··· Dataset extract

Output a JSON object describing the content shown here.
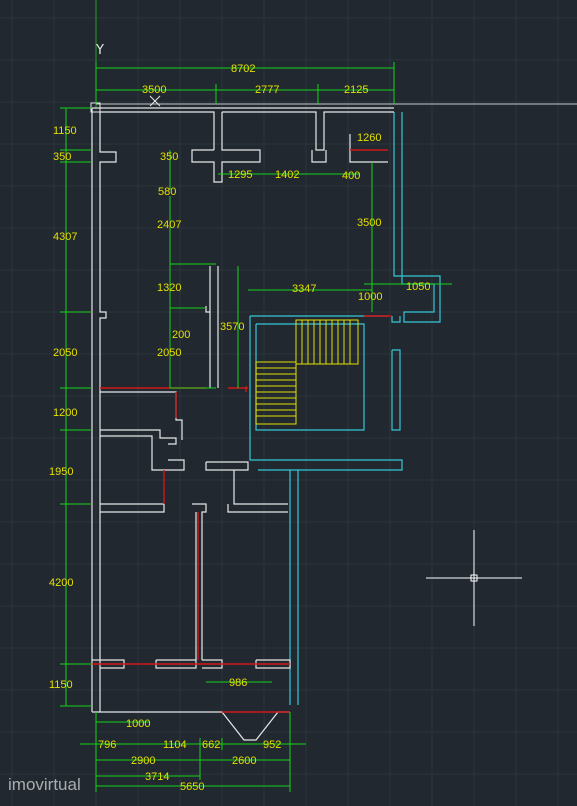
{
  "ucs_label": "Y",
  "watermark": "imovirtual",
  "colors": {
    "background": "#212830",
    "grid": "#2b333d",
    "wall": "#e8e8e8",
    "dimension_line": "#17d417",
    "dimension_text": "#e3e000",
    "stair_outline": "#36c6d6",
    "door_red": "#d01818",
    "crosshair": "#ffffff"
  },
  "dimensions": {
    "top_overall": "8702",
    "top_seg_1": "3500",
    "top_seg_2": "2777",
    "top_seg_3": "2125",
    "right_1260": "1260",
    "left_1150": "1150",
    "left_350": "350",
    "left_4307": "4307",
    "left_2050": "2050",
    "left_1200": "1200",
    "left_1950": "1950",
    "left_4200": "4200",
    "left_1150_bottom": "1150",
    "inner_350": "350",
    "inner_580": "580",
    "inner_1295": "1295",
    "inner_1402": "1402",
    "inner_400": "400",
    "inner_2407": "2407",
    "inner_3500": "3500",
    "inner_1320": "1320",
    "inner_3347": "3347",
    "inner_1000": "1000",
    "inner_1050": "1050",
    "inner_200": "200",
    "inner_3570": "3570",
    "inner_2050": "2050",
    "inner_986": "986",
    "bottom_1000": "1000",
    "bottom_796": "796",
    "bottom_1104": "1104",
    "bottom_662": "662",
    "bottom_952": "952",
    "bottom_2900": "2900",
    "bottom_2600": "2600",
    "bottom_3714": "3714",
    "bottom_5650": "5650"
  }
}
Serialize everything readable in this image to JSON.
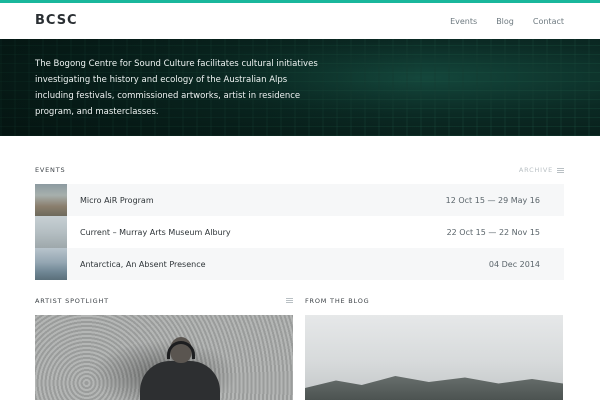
{
  "header": {
    "logo": "BCSC",
    "nav": [
      "Events",
      "Blog",
      "Contact"
    ]
  },
  "hero": {
    "text": "The Bogong Centre for Sound Culture facilitates cultural initiatives investigating the history and ecology of the Australian Alps including festivals, commissioned artworks, artist in residence program, and masterclasses."
  },
  "events": {
    "label": "EVENTS",
    "archive_label": "ARCHIVE",
    "items": [
      {
        "title": "Micro AiR Program",
        "date": "12 Oct 15 — 29 May 16"
      },
      {
        "title": "Current – Murray Arts Museum Albury",
        "date": "22 Oct 15 — 22 Nov 15"
      },
      {
        "title": "Antarctica, An Absent Presence",
        "date": "04 Dec 2014"
      }
    ]
  },
  "sections": {
    "spotlight_label": "ARTIST SPOTLIGHT",
    "blog_label": "FROM THE BLOG"
  },
  "colors": {
    "accent": "#19b79c",
    "hero_bg": "#0b2a24"
  }
}
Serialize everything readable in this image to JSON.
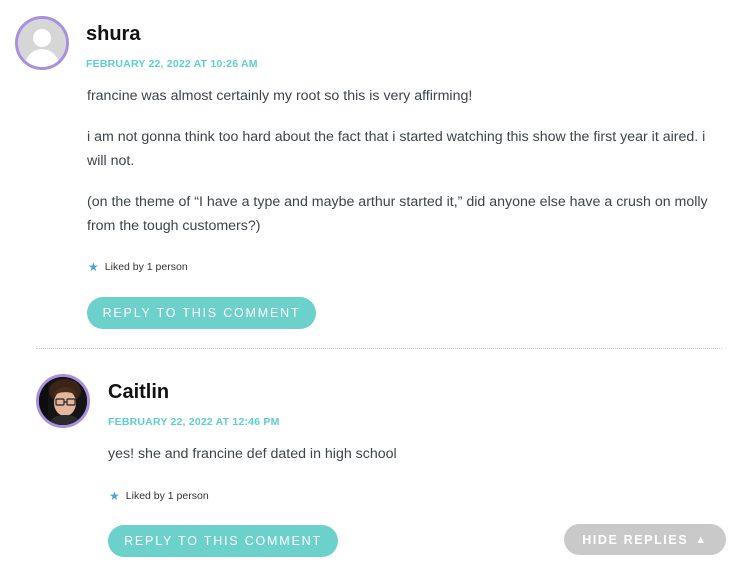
{
  "comments": [
    {
      "author": "shura",
      "date": "FEBRUARY 22, 2022 AT 10:26 AM",
      "paragraphs": [
        "francine was almost certainly my root so this is very affirming!",
        "i am not gonna think too hard about the fact that i started watching this show the first year it aired. i will not.",
        "(on the theme of “I have a type and maybe arthur started it,” did anyone else have a crush on molly from the tough customers?)"
      ],
      "likes": "Liked by 1 person",
      "reply_label": "REPLY TO THIS COMMENT",
      "avatar_icon": "default-user-avatar"
    },
    {
      "author": "Caitlin",
      "date": "FEBRUARY 22, 2022 AT 12:46 PM",
      "paragraphs": [
        "yes! she and francine def dated in high school"
      ],
      "likes": "Liked by 1 person",
      "reply_label": "REPLY TO THIS COMMENT",
      "avatar_icon": "user-photo-avatar"
    }
  ],
  "hide_replies_label": "HIDE REPLIES",
  "colors": {
    "accent": "#5ccfd0",
    "button": "#6dd1cb",
    "avatar_ring": "#a98fe0",
    "hide_button": "#c9c9c9"
  }
}
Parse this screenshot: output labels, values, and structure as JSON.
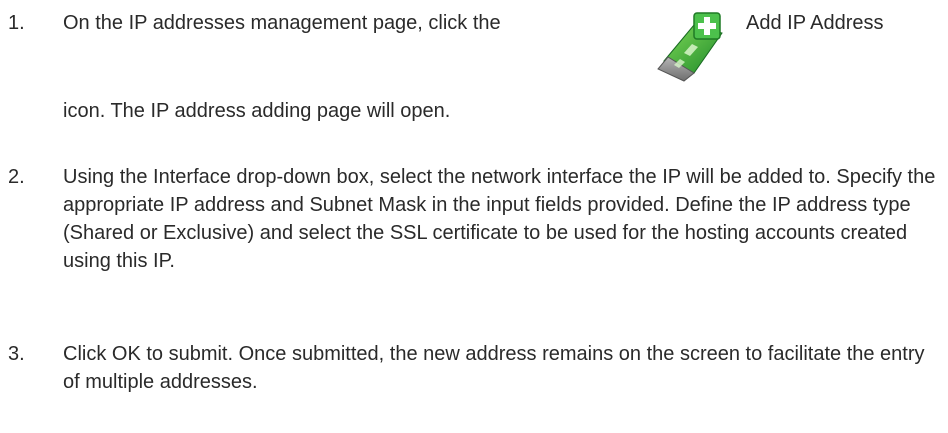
{
  "steps": [
    {
      "number": "1.",
      "text_before_icon": "On the IP addresses management page, click the",
      "icon": "add-ip-address-icon",
      "icon_label": "Add IP Address",
      "text_after_icon": "icon. The IP address adding page will open."
    },
    {
      "number": "2.",
      "text": "Using the Interface drop-down box, select the network interface the IP will be added to. Specify the appropriate IP address and Subnet Mask in the input fields provided. Define the IP address type (Shared or Exclusive) and select the SSL certificate to be used for the hosting accounts created using this IP."
    },
    {
      "number": "3.",
      "text": "Click OK to submit. Once submitted, the new address remains on the screen to facilitate the entry of multiple addresses."
    }
  ],
  "colors": {
    "text": "#2a2a2a",
    "icon_green": "#3aa83a",
    "icon_plus_box": "#5cc85c",
    "icon_card_gray": "#8c8c8c"
  }
}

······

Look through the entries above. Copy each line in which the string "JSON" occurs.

Output a JSON object describing the content shown here.
Serialize everything readable in this image to JSON.
Serialize everything readable in this image to JSON.
Parse this screenshot: output labels, values, and structure as JSON.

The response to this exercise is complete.